§ **Task to complete**
Copy every line in the records below that contains the word "Services".

###

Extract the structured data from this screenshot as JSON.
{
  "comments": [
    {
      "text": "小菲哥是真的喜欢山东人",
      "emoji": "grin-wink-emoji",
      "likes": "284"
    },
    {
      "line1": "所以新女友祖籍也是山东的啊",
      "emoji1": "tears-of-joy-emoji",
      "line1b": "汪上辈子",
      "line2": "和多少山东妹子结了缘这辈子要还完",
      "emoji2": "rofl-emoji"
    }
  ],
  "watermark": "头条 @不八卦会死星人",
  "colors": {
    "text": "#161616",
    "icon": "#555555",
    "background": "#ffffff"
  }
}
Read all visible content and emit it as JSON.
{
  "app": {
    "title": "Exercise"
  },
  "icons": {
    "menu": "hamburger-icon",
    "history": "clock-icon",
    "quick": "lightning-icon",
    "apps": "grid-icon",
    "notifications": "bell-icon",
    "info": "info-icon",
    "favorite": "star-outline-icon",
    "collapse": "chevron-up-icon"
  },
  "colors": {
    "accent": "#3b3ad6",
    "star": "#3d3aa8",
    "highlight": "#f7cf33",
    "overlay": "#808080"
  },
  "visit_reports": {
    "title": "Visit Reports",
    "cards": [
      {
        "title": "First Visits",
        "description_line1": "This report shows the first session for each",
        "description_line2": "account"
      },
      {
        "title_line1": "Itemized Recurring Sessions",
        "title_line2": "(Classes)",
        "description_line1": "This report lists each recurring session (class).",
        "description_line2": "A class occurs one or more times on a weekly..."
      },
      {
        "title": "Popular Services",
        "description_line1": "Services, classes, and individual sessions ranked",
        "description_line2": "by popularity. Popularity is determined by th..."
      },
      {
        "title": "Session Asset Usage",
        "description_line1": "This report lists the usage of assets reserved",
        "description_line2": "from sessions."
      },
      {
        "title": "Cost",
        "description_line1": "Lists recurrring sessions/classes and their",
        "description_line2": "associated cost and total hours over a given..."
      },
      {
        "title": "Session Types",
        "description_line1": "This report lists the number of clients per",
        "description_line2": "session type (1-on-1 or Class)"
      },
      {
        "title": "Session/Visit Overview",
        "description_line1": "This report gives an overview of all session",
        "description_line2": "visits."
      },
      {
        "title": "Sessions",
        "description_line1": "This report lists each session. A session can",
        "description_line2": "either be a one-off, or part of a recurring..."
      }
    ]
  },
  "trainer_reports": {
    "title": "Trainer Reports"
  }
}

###

§ **Result**
        "title": "Popular Services",
        "description_line1": "Services, classes, and individual sessions ranked",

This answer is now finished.